In Neo4j, since there is no table schema or equivalent to restrict possible properties, non-existence and null are equivalent for node and relationship properties. That is, there really is no such thing as a property with a null value; null indicates that the property doesn’t exist at all.
This is in contrast with a relational db with a table schema, where a field exists for a row of a table even if the value for that column is null.
As an example, if we had a graph of :Person nodes, the following two queries are considered the same:
It does not matter if the property in question is one that is used on other nodes (just missing on this one), or if it is a nonsensical or never-used property in the graph (such as
p.pinkElephant). If the property doesn’t exist, a NULL check as above will return true.
Likewise, the following two queries result in the removal of the property:
This can be useful if you need a way to clear several properties dynamically from nodes, using a map to update node properties:
NULL map values
This also demonstrates that although non-existence and null node and relationship properties are equivalent, this does not hold true for maps or collections. A map with an entry with a null value, as above, is different than a map that is missing the entry.
This differentiation can be especially useful when using map projection. Map projection is a map view of a node’s properties, and can be used to force the display of a property for the returned data, even if the property doesn’t exist on that node.
For example, in this query, the email property in the returned node data may or may not be returned, depending on if the property exists on each returned node:
But if we wanted the email property to always display, showing NULL if the property doesn’t exist, we would use map projection like so:
NULL list values
NULLs are also allowed in lists:
However, aggregations over node or relationship properties skip or disregard null values:
The count does not include null values.
This skips null values; the returned collection does not contain any nulls.
Working with NULL in logical expressions and other contexts
The Neo4j developers manual has an extensive section on working with NULL in logical expressions and details when expressions will return NULL.
Use COALESCE() to use a default for a null value
In some cases we may want to display a fallback default value when a property doesn’t exist on a node or relationship. Or we may want to perform an equality or inequality comparison against a possible null value, and use a default if the value happens to be null.
COALESCE() allows handling of these cases. It accepts any number of parameters, and returns the first non-null value encountered.
Rather than ignoring the null values as before, we see ‘NOT SET’ included in the list.
With COALESCE() we can treat a null as a different value for the purpose of comparison.
Note that equality or inequality comparisons against null, such as
null <> true, results in null, not a boolean, so COALESCE() is especially helpful here.
Multiple fallbacks are allowed, the first non-null value will be used.
Matching and Merging with NULL

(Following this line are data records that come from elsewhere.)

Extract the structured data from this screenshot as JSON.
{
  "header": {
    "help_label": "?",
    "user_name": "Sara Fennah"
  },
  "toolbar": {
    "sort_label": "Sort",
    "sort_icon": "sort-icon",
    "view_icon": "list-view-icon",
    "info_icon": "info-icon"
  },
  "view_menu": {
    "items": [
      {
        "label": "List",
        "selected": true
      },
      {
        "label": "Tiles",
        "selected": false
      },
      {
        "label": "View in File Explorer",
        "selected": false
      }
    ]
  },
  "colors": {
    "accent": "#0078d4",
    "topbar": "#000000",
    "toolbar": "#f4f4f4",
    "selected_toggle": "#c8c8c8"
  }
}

While you can perform a MATCH where a node variable in the match is null (such as from a failed OPTIONAL MATCH), you cannot CREATE or MERGE a pattern with a null node variable.
When there are no :PinkElephant nodes, this works, but won’t return records:
However both of these will throw errors:
When we instead use null property values, we can MATCH or CREATE using a null property value, but we cannot use MERGE:
but this throws an error: